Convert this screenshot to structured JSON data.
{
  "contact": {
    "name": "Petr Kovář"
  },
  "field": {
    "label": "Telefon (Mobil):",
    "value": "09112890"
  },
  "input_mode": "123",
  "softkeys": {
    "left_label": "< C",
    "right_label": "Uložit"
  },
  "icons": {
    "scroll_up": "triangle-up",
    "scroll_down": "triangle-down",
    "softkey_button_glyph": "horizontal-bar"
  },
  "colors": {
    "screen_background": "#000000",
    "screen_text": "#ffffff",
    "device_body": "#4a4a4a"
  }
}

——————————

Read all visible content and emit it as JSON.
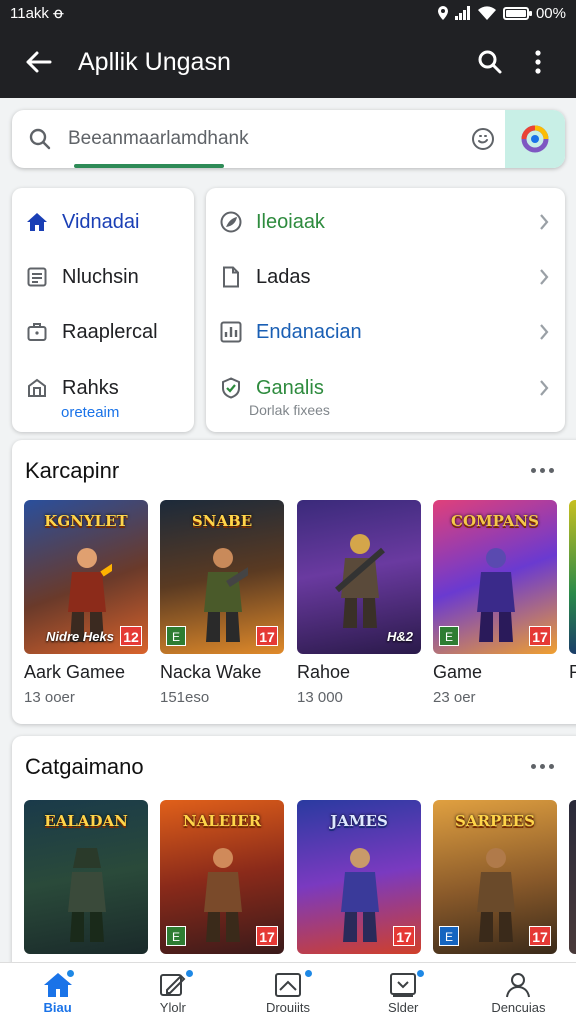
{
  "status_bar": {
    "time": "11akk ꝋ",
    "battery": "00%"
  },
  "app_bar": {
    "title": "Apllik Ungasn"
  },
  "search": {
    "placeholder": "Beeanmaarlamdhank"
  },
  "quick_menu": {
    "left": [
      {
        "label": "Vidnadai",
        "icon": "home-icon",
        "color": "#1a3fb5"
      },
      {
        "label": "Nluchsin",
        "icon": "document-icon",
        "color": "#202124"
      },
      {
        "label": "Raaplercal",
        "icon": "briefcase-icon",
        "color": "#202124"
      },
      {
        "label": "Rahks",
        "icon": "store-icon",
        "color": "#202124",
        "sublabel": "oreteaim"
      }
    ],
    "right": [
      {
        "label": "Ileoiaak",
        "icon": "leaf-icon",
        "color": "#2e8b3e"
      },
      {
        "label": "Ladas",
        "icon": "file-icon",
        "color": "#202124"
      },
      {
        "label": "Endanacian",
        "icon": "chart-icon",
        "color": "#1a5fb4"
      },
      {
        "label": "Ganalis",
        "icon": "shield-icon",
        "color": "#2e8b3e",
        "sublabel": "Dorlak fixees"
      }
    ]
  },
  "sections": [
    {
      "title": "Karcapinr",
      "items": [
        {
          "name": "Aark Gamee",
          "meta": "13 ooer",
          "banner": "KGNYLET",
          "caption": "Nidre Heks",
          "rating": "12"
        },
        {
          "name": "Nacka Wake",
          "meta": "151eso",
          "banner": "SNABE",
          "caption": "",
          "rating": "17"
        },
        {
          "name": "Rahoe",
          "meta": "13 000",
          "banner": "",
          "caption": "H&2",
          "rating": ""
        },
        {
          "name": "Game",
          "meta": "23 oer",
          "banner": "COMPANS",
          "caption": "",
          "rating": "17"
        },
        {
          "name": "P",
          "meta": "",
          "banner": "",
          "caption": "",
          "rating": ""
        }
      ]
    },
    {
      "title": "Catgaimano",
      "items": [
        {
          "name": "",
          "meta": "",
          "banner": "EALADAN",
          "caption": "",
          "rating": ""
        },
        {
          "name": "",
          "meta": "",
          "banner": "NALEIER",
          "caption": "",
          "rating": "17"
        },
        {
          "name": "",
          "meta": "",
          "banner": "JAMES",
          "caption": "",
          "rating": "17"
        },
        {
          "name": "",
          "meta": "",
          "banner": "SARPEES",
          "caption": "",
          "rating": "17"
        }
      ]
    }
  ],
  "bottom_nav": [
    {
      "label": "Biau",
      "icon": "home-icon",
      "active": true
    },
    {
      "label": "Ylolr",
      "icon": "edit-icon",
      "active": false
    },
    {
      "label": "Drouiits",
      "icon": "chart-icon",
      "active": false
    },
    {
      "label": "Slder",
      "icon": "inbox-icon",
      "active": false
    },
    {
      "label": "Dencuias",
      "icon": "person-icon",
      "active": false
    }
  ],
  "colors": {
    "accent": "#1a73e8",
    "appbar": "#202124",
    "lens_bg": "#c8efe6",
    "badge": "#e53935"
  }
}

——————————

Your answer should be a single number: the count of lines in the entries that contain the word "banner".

9